By Claire Elliot
When asked to picture a sparrow, I think a lot of us, especially city dwellers, think of the common house sparrow. Though ubiquitous across southern Canada, this little sparrow is not actually native to North America. This introduced species hails from Europe and, like many immigrants, came to North America via New York in the 1850s. Over the next half century, the house sparrow spread west across the continent.
But rather than focus on an avian interloper, I’d like to introduce you to the colourful world (OK, it’s actually pretty brown) of Canadian sparrows, all in time for World Sparrow Day!
Northern Canada: Harris’s sparrow
Harris’s sparrow (Photo by Nature Conservancy of Canada)
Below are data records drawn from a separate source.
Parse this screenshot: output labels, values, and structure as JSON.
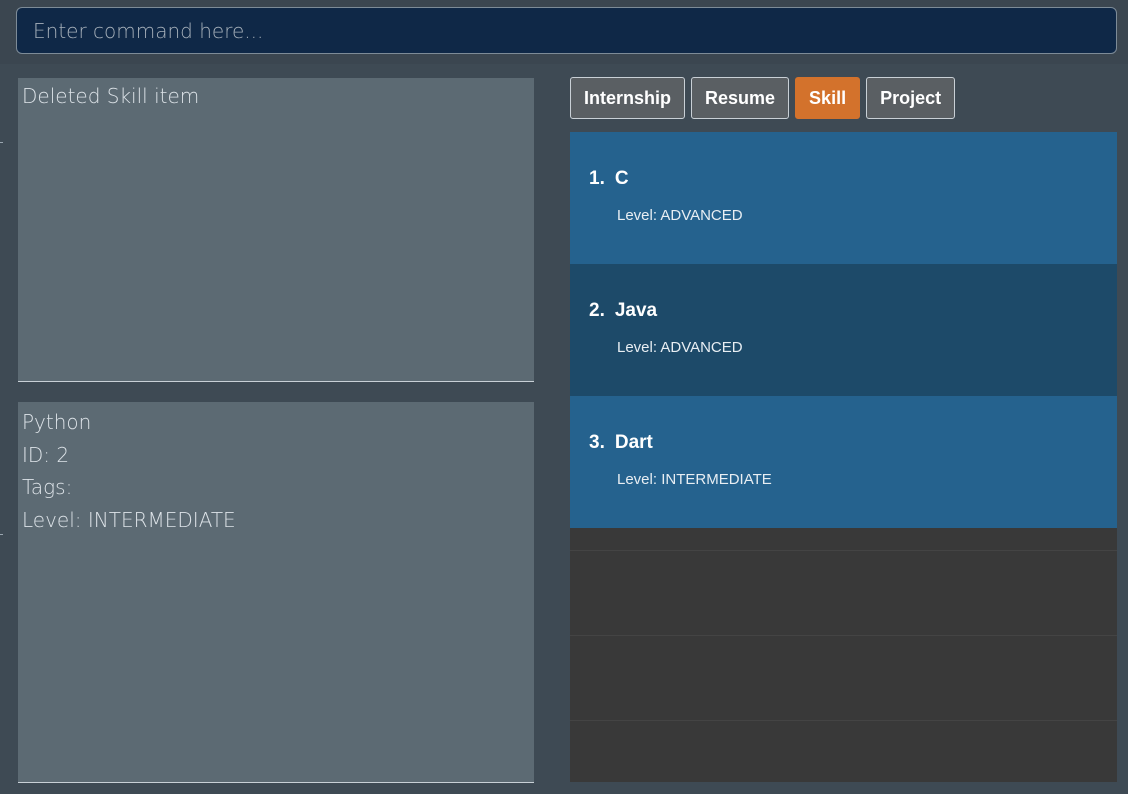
{
  "command": {
    "placeholder": "Enter command here...",
    "value": ""
  },
  "result": {
    "message": "Deleted Skill item"
  },
  "detail": {
    "lines": [
      "Python",
      "ID: 2",
      "Tags:",
      "Level: INTERMEDIATE"
    ]
  },
  "tabs": [
    {
      "label": "Internship",
      "active": false
    },
    {
      "label": "Resume",
      "active": false
    },
    {
      "label": "Skill",
      "active": true
    },
    {
      "label": "Project",
      "active": false
    }
  ],
  "skills": [
    {
      "index": "1.",
      "name": "C",
      "level": "Level: ADVANCED"
    },
    {
      "index": "2.",
      "name": "Java",
      "level": "Level: ADVANCED"
    },
    {
      "index": "3.",
      "name": "Dart",
      "level": "Level: INTERMEDIATE"
    }
  ],
  "colors": {
    "active_tab": "#d3722c",
    "card_light": "#25628e",
    "card_dark": "#1d4a69",
    "command_bg": "#0f2847"
  }
}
To start off our tour, we will meet the Harris’s sparrow. This is Canada’s only endemic breeding songbird, meaning that it breeds solely in Canada and nowhere else. Harris’s sparrow spends its breeding season on the Canadian tundra. It’s also the largest member of the sparrow and bunting family. Harris’s sparrow made the State of North America’s Birds Report watch list in 2016 due to its steeply declining population.
Key field marks: black bib, black forehead and crown and pink bill.
Western Canada: Golden-crowned sparrow
Golden-crowned sparrow (Photo by Murray Foubister)
A Pacific specialty, the golden-crowned sparrow is the only bird in this blog post (including the house sparrow) that’s not currently facing a population decline. Relative to the other profiled sparrows, not much is known about the breeding habits of these birds, due to their remote nesting sites on the tundra and shrublands of British Columbia and Alaska. Instead, most birders will be familiar with this species on their wintering grounds, such as British Columbia’s southern coast.
Key field marks: yellow central crown, black lateral crown stripes and grey bill.
Central Canada: Baird’s sparrow
Baird’s sparrow (Photo by Rick Bohn)
A species at risk in Canada, the range of the Baird’s sparrow is restricted to the prairies, the world’s most endangered ecosystem. Like many grassland birds, its populations have declined due to the conversion of prairies into agricultural land. Baird’s sparrow is a secretive bird and often only reveals itself to the patient birder with its high-pitched jingling song.
Key field marks: black “moustache” and buff breast/flanks heavily streaked with black.
Eastern Canada: Field sparrow
Field sparrow (Photo by Andy Reago & Chrissy McClarren from Wikimedia Commons CC by 2.0)
If you find yourself out in the countryside on a warm spring day and hear a trill that curiously sounds like a bouncing ball, you have found the field sparrow. According to the ICUN Red List of Threatened Species, these sparrow populations have declined dramatically in recent years. This trend is partly due to habitat destruction, as urban and suburban land replaces the fields that this species relies upon. However, due to their large range and large baseline population, the field sparrow is not listed yet as a threatened species.
Key field marks: unstreaked breast, rusty cap, pink bill and white eye ring.
Atlantic Canada: Nelson’s sparrow
Nelson’s sparrow (Photo by Andy Reago & Chrissy McClarren, Wikimedia Commons CC by 2.0)
In 1995, the American Ornithologists’ Union split the sharp-tailed sparrow into two species: saltmarsh sparrow, a more southern bird whose range lies south of Canada’s Atlantic coast, and Nelson’s sparrow. In Atlantic Canada, Nelson’s sparrow can be found (though not easily; it’s known to be secretive) in salt marsh habitat. Like many coastal birds, Nelson’s sparrow is also on the State of North America’s Birds watch list due to declining populations.
Key field marks: orange breast with buffy streaks, grey auriculars (feathers that cover the ear) and a short, pointed tail.
** Header Image: House sparrow (Photo by Andy Reago & Chrissy McClarren, Wikimedia Commons CC by 2.0)